| DATASET |
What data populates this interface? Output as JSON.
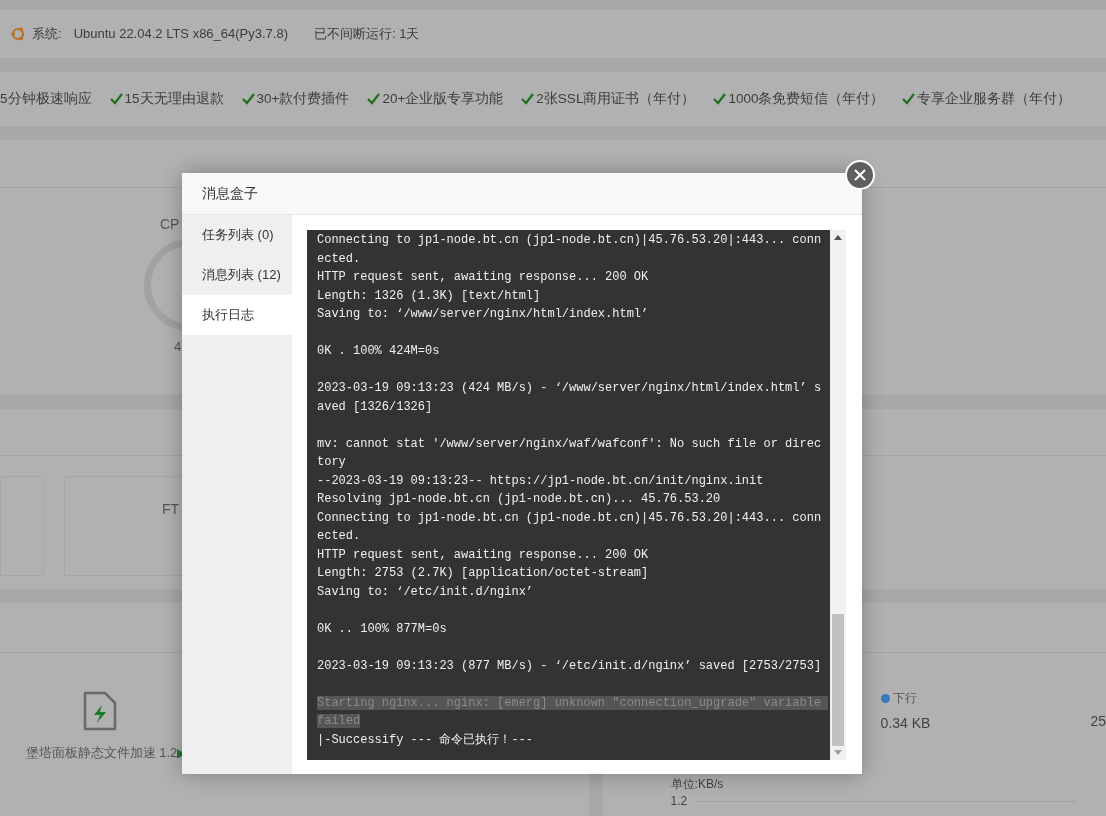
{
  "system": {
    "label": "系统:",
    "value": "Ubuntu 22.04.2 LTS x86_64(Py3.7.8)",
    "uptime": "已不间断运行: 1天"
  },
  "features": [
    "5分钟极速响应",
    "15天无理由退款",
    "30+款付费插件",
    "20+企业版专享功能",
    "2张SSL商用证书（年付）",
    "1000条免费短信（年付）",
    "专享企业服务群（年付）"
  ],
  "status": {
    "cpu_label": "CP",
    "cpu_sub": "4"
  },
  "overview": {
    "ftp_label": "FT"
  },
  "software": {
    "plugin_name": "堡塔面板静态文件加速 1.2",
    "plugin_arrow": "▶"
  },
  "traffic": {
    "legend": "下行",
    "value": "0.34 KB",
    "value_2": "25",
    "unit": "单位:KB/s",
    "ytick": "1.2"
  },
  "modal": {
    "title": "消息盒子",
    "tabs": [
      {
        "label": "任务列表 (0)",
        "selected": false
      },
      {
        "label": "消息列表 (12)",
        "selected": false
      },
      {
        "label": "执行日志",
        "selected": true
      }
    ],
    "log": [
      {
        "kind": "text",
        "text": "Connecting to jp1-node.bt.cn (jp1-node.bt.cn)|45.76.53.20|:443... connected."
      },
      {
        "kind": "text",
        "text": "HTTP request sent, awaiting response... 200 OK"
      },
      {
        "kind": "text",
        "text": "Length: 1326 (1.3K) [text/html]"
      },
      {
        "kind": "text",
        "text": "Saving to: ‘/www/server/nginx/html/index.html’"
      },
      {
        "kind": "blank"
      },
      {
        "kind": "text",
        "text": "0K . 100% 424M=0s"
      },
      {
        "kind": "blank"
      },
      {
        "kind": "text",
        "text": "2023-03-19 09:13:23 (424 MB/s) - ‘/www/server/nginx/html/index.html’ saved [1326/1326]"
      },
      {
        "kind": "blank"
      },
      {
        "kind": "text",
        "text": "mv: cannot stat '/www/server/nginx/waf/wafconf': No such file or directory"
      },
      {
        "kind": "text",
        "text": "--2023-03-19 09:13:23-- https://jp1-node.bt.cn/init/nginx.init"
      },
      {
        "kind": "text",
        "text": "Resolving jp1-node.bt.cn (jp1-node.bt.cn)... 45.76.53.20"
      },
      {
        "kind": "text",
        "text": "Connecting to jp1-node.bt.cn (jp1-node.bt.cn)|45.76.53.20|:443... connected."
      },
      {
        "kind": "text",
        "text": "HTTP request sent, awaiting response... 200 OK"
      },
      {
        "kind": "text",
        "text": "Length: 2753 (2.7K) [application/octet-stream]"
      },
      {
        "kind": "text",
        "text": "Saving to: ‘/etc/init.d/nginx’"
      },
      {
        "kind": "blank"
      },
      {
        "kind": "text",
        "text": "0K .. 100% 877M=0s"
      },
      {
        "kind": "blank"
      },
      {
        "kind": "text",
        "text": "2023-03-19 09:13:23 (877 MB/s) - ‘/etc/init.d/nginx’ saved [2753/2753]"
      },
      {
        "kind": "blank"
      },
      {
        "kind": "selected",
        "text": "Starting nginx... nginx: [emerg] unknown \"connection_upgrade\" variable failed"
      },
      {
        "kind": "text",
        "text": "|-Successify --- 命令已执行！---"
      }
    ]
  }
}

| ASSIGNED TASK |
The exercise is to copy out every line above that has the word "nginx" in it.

| OUTPUT FOR THIS EXERCISE |
        "text": "Saving to: ‘/www/server/nginx/html/index.html’"
        "text": "2023-03-19 09:13:23 (424 MB/s) - ‘/www/server/nginx/html/index.html’ saved [1326/1326]"
        "text": "mv: cannot stat '/www/server/nginx/waf/wafconf': No such file or directory"
        "text": "--2023-03-19 09:13:23-- https://jp1-node.bt.cn/init/nginx.init"
        "text": "Saving to: ‘/etc/init.d/nginx’"
        "text": "2023-03-19 09:13:23 (877 MB/s) - ‘/etc/init.d/nginx’ saved [2753/2753]"
        "text": "Starting nginx... nginx: [emerg] unknown \"connection_upgrade\" variable failed"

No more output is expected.